One late summer morning in 1835, the people of New York City were greeted with the shocking news that life had been discovered on the moon. And not just an "animalcule" of the sort that was on display under a microscope at Scudder's American Museum at Broadway and Ann Street but a whole menagerie of celestial creatures: water birds, unicorns, beavers that walked upright, and a race of winged creatures dubbed "Vespertilio-homo, or man-bat."
As we read in Matthew Goodman's delightful history "The Sun and the Moon," all of New York was convulsed by this discovery. The newspaper offices of the New York Sun, which printed the series of articles revealing the findings, "was besieged by thousands of [newsboy] applicants from dawn to midnight" waiting for the opportunity for more papers to arrive.

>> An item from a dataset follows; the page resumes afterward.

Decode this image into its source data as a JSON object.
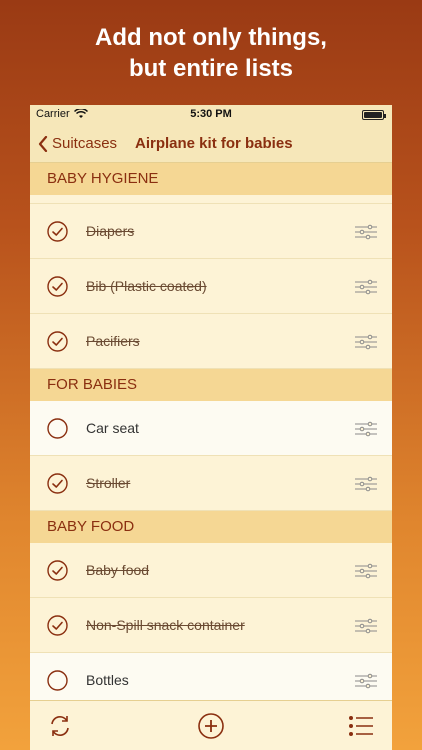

The articles were so popular that a pamphlet, "A Complete Account of the Late Discoveries in the Moon," was hastily assembled and sold for 12 1/2 cents apiece and lithographs of "Lunar Animals and Other Objects" went for a quarter. P.T. Barnum, a former newspaper editor who knew a thing or two about a good hoax, claimed in his book "The Humbugs of the World" that the Sun sold no less than $25,000 worth of moon-hoax paraphernalia. An astounding number, considering the entire population of New York City was just a shade over a quarter-million.
How was such a stunt possible? It was a vastly different age. Gas and steam were being harnessed to provide all manner of conveniences, but few understood how they worked. Marvels such as the microscope and the telescope were making it plain that the universe was far more vast than previously imagined. Claims that the fossils of gargantuan creatures that kept turning up were the remains of living species that hadn't been discovered yet were becoming increasingly hard to explain. For all this progress, newspapers were methodically printed and distributed by newsboys, horse-drawn coaches and sailing ships. Suffice to say, news traveled slowly.
However, much of the credit for the hoax's success goes to the series' author and editor, Richard Adams Locke, a descendant of the English philosopher John Locke. Looking for a way to drum up sales for the Sun, one of the bold, new penny papers that were turning the New York newspaper establishment on its ear, Locke used his interest in astronomy to construct a fanciful -- yet believable -- narrative. His masterstroke was to credit the discovery to John Herschel, the world's leading astronomer, who was hard at work at the Cape of Good Hope and in no position to repudiate Locke's claims. The articles, it was asserted, were excerpts of Herschel's latest findings published in a copy of the Edinburgh Journal of Science.
Thus girded, Locke proceeded to impress his readers with descriptions of a device that combined the principles of the microscope with those of the telescope, providing Herschel with a view of the moon the likes of which had not been seen before. The details were so thorough that even men of science were fooled. How many were taken in by Locke's "unquestionable plausibility and verisimilitude," in the words of Horace Greeley? According to Greeley, who at age 24 was already working his way up the editorial ranks, "nine-tenths of us, at the least."
Goodman's book, however, is more than the story of a good leg-pull. He explains not only the details of the hoax but also the circumstances that made it possible. This includes brief investigations into the rise of the penny press and its dueling (literally) editors, Locke's background as one of America's first court reporters, the powder keg that was the anti-abolitionist/pro-slavery conflict, Barnum's role in introducing New Yorkers to strange attractions, early 19th century astronomy's uneasy relationship with natural theology, and Edgar Allan's Poe's jealous response to the hullabaloo. Apparently, Poe's short story "Hans Phaall -- A Tale," which recounts one explorer's unintentional visit to the moon, was printed shortly before Locke's series ran. Upset that Locke's story became an international sensation while his did not, Poe -- a notorious plagiarist -- was convinced that Locke had stolen the idea from him.
The drawback to this approach is that Goodman takes his readers away from Manhattan to New England, South Africa, Baltimore and beyond, and while these detours certainly enhance the story, we don't arrive at the moon until halfway through the book.
For modern readers, it is helpful to remember that in Locke's day, newspapers were not monolithic bastions of objectivity. On the contrary, many were funded by political parties whose names could be found on the mastheads. Editors fulminated over the causes they championed and thundered the evils of their opponents. The genius of "The Sun and the Moon" is that it endeavors to explore, through the lens of 19th century New York and the prism of the press, why we believe what we believe, particularly when those beliefs go beyond the pale of plausibility.